CMM staff returned to workstations at our premises from their improvised home offices on the first Alert Level 2 Monday in mid-May to warm greetings and smiles from colleagues.

As a designated essential service organisation, CMM was among the group of providers countrywide which worked throughout the weeks of lockdown, assisting clients in the community remotely and with the provision of emergency supplies, motel accommodation for those who were homeless, and continuing the delivery of care and support for residents at WesleyCare and Wesley Village.

Across all departments CMM teams were mobilised not only to ensure the continuity of service for clients but to participate meaningfully in the Prime Minister’s call to go “hard and early to stamp out the virus” and prevent the uncontrolled explosion of COVID-19 in New Zealand.

“CMM has been busier than usual during the lockdown period,” says Executive Director Jill Hawkey. “WesleyCare, the Social Services Team and Housing Division were all deemed essential services and staff quickly responded to this new situation.”

Significant work was undertaken in the early days of the pandemic to keep WesleyCare residents and staff safe. These measures have proved successful, with no residents or staff testing positive for Covid-19 to date.

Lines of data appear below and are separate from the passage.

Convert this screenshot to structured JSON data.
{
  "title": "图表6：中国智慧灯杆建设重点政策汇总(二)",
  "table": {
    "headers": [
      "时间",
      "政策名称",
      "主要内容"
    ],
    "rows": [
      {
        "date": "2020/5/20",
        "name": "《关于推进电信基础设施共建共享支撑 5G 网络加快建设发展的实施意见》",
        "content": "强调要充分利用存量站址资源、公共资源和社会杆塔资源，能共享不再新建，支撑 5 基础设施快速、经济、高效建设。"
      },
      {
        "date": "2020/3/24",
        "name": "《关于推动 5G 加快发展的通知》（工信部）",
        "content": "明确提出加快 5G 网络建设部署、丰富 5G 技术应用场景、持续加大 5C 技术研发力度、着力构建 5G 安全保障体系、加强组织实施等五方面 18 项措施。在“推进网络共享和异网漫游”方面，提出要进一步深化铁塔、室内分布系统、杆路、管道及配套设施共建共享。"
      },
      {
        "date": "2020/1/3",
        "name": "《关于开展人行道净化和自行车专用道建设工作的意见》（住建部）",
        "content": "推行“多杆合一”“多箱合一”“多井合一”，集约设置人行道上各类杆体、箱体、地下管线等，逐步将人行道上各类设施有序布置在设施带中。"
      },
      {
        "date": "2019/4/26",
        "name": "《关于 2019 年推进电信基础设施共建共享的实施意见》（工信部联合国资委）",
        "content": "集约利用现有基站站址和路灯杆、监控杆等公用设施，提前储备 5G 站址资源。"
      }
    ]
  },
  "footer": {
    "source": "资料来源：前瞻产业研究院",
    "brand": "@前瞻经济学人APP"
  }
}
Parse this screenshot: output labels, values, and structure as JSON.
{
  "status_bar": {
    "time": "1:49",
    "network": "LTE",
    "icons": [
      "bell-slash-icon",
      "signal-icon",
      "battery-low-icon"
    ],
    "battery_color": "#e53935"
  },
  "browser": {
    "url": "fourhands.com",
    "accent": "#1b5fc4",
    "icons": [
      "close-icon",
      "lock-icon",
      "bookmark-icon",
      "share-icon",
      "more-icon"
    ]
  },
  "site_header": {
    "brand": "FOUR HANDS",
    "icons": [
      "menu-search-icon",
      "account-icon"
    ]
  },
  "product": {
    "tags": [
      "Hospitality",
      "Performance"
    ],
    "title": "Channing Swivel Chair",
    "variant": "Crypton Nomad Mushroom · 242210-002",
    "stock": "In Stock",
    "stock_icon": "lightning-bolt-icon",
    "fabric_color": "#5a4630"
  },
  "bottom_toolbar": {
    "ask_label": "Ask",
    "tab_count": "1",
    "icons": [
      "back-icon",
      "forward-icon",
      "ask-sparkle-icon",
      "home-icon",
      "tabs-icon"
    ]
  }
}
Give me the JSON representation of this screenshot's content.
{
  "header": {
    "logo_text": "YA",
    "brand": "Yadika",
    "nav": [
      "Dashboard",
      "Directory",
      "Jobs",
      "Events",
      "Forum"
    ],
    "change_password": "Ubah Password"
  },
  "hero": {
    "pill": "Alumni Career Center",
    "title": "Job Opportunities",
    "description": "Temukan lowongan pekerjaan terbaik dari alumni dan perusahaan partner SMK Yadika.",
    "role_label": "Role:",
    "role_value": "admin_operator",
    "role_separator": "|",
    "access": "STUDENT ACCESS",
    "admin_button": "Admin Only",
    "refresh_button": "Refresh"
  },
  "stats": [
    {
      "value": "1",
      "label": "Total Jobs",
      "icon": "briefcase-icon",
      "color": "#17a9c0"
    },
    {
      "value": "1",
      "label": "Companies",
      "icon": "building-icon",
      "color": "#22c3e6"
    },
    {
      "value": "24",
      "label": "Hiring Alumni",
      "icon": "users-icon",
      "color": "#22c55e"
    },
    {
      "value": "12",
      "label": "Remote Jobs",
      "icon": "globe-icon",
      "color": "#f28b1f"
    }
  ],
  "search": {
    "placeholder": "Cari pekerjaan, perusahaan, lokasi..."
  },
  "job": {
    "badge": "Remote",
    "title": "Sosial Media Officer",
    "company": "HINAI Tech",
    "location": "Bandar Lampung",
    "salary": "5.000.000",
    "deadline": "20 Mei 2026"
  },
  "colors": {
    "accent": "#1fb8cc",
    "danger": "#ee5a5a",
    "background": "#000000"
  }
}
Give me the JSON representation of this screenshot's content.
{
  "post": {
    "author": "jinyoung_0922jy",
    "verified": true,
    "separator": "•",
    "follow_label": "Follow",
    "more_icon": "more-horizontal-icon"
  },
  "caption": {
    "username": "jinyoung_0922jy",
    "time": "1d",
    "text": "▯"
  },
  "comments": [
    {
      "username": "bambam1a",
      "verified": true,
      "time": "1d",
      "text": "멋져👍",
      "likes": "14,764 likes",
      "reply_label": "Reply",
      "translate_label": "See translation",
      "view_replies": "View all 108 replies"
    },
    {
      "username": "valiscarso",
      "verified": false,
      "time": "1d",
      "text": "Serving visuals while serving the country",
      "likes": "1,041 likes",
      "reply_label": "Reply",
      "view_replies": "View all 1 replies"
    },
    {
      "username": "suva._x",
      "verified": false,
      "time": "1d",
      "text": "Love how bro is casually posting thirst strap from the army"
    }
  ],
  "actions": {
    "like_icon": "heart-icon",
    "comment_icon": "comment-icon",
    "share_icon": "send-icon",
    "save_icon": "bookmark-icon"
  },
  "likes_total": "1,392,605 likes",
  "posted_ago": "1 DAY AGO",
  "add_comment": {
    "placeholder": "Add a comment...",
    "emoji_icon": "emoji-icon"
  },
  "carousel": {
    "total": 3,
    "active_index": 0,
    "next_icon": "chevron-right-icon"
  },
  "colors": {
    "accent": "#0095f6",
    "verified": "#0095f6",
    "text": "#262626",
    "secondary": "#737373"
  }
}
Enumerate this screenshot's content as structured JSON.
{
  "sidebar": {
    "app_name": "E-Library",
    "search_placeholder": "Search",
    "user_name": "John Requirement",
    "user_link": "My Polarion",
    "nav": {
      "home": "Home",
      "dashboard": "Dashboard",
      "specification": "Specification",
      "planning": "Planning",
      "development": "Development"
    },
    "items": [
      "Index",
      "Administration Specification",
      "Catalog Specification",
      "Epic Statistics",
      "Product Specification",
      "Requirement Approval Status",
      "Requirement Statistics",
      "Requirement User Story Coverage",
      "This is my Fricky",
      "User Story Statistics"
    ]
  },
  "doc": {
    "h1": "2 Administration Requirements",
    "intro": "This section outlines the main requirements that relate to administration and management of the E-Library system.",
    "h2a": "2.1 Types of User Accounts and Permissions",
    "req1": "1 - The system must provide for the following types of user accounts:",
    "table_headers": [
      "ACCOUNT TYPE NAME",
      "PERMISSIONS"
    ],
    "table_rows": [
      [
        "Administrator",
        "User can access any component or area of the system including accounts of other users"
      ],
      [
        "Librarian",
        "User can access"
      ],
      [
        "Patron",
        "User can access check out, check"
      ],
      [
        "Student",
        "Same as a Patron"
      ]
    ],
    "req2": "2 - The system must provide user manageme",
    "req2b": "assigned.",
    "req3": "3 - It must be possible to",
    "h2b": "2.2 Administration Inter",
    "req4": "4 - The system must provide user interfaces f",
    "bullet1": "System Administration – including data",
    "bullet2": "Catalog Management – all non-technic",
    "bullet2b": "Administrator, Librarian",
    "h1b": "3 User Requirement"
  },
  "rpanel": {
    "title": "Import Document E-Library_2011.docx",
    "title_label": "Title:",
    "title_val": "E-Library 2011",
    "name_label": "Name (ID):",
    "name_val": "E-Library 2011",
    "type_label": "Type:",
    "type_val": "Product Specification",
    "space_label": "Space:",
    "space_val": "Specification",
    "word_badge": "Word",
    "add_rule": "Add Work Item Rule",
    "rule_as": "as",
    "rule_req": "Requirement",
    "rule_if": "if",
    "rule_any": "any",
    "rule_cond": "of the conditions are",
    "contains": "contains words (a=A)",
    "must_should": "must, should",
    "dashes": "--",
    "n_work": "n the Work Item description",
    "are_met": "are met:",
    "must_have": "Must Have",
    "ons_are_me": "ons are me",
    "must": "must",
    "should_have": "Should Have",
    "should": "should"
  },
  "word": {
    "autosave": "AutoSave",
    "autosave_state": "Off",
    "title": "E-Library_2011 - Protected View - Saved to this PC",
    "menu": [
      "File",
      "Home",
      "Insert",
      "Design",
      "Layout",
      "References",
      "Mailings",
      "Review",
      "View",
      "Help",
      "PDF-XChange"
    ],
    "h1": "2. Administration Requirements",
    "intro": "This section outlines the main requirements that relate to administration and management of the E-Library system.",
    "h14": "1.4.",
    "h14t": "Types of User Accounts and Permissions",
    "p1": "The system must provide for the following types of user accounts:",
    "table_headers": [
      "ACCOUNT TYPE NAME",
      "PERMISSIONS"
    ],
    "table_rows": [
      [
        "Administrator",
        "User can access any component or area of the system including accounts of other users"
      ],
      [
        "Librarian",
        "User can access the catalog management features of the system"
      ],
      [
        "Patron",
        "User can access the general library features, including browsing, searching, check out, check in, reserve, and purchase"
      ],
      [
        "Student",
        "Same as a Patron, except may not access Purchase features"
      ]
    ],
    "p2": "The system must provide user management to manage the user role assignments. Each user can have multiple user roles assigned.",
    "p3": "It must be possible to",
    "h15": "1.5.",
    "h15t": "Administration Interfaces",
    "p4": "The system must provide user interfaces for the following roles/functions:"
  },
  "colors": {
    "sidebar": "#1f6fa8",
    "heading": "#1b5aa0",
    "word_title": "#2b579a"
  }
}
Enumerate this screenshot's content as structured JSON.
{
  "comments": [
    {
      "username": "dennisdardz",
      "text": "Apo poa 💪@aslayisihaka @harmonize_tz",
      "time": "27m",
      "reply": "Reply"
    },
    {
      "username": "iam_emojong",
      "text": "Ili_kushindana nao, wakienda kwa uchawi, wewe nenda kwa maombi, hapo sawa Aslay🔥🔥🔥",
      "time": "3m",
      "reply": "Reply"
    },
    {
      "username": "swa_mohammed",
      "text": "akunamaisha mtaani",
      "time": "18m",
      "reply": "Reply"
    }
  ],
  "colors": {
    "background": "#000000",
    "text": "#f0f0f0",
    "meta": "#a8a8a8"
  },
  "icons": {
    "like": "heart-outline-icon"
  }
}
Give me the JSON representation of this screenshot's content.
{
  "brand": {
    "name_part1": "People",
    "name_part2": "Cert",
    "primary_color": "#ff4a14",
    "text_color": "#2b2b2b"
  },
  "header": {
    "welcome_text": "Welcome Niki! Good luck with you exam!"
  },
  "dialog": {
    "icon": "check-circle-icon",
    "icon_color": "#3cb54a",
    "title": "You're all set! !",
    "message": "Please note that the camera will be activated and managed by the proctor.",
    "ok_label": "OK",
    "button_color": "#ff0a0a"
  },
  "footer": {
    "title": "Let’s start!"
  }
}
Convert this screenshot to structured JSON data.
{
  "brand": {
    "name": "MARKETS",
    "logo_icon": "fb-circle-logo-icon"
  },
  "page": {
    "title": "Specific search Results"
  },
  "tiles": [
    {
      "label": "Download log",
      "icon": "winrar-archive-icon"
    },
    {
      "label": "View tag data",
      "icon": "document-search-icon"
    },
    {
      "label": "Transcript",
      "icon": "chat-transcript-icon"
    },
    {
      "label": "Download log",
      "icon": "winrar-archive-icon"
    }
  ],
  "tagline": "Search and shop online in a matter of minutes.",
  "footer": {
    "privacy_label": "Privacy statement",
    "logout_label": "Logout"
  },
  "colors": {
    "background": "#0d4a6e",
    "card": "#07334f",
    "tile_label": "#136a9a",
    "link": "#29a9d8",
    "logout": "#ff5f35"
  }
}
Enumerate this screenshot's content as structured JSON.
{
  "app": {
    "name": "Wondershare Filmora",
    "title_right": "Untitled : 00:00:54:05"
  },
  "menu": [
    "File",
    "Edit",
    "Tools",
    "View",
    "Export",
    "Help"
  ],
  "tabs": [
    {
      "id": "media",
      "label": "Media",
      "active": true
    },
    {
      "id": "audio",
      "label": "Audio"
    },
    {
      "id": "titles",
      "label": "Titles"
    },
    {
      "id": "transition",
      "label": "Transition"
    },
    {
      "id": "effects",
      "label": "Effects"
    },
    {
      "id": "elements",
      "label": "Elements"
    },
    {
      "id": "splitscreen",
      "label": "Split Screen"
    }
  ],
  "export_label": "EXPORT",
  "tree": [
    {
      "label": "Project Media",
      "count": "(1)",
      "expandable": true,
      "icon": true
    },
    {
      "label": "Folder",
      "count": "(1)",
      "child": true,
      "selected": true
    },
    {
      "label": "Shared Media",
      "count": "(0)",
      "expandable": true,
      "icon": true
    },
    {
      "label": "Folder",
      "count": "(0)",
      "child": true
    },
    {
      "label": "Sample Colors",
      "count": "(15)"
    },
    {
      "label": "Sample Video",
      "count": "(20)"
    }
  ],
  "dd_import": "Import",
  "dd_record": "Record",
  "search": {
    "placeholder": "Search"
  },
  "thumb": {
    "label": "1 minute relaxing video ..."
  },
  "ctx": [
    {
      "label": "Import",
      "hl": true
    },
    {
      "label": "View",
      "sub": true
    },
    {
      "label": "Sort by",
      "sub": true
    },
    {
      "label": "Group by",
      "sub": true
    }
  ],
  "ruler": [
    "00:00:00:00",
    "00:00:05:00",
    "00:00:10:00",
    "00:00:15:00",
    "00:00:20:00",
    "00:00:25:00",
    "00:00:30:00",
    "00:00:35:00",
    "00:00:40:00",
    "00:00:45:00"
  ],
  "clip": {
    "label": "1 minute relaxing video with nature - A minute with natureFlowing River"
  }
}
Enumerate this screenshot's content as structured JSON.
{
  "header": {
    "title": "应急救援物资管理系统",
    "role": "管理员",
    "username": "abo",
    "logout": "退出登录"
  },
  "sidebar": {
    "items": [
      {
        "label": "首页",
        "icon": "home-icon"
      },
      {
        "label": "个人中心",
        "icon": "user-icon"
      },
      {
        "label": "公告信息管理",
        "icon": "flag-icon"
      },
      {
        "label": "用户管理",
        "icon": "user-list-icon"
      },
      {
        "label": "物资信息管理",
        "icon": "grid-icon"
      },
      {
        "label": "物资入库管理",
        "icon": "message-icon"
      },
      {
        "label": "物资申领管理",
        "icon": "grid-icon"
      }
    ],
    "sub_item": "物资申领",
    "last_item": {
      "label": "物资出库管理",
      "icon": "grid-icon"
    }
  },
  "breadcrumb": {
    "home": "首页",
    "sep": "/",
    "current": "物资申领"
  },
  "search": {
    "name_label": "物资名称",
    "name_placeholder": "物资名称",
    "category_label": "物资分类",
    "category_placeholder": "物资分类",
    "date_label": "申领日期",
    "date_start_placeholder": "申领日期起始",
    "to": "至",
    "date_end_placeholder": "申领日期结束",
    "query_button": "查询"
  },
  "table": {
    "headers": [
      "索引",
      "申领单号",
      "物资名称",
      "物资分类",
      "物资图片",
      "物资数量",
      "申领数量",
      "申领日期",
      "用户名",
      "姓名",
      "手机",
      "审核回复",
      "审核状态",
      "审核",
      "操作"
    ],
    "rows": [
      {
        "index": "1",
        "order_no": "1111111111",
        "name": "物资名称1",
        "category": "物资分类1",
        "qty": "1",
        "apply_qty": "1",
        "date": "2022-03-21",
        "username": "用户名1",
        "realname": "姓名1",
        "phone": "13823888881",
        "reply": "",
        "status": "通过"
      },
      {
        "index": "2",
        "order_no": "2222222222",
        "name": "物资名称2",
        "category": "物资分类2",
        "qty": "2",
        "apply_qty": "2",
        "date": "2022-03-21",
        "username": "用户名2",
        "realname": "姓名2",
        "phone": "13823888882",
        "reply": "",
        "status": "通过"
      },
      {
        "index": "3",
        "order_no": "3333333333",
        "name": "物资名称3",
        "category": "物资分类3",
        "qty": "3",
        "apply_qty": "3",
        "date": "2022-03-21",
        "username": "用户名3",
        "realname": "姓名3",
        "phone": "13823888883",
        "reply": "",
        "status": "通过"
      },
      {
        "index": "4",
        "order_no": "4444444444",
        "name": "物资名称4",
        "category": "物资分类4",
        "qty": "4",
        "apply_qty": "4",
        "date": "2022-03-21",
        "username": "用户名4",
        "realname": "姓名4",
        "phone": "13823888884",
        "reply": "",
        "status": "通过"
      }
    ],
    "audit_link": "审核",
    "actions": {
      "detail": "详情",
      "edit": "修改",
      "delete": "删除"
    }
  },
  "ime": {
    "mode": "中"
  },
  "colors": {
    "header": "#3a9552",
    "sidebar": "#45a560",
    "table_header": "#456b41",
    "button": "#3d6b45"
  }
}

“Decisions were made prior to the lockdown to restrict visiting at WesleyCare. We knew this would be difficult for everyone so we introduced virtual visiting to keep residents and their families connected.”

WesleyCare purchased tablet devices to enable residents to hold video conferences with their loved ones and this has proved to be a popular way to maintain these essential links while face-to-face visiting remained unsafe for residents.

During Alert Levels 3 and 4 staff from other CMM divisions provided work cover at WesleyCare for those who had to take leave due to age or underlying health conditions, helping with additional cleaning, work in the kitchen, and general caring duties.

For Aratupu Preschool & Whānau Hub, the first 10 days after reopening went smoothly and the bubble was expanded to include a further six children before Alert Level 2 came into effect. Aratupu Manager Katie reports that whānau and staff alike have adjusted well to the new health precautions, with families expressing their appreciation for the support that Aratupu continued to provide during the lockdown.

The flow of referrals for the Social Services team remained steady over the weeks of operating under Alert Levels 3 and 4, during which time they and the Community and Wellbeing teams engaged with clients via Zoom and continued to supply food vouchers to families who were struggling financially.

The Housing First teams in Christchurch and Blenheim supported people who are homeless into motels over the lockdown, with 79 people housed in Christchurch and 14 in Blenheim by the start of Level 2. The Ministry of Housing and Urban Development (MHUD) has indicated it will be providing ongoing shelter for these people so that they do not return to the streets. In early May CMM submitted a proposal to them on how it could continue providing support to this group, building on the organisation’s current housing services in both Christchurch and Blenheim.

Jill notes that any review of this period would be incomplete without recognising the tremendous support we received from regular donors and community funders to cover extra Covid-19 expenses and the costs associated with new ways of working.

“A very big thank you to everyone who helped us ‘go hard and early.’ Your generosity and ongoing support meant that we had the resources that made it possible for our teams to be there when people in the community needed assistance and to keep staff, residents and clients safe,” says Jill.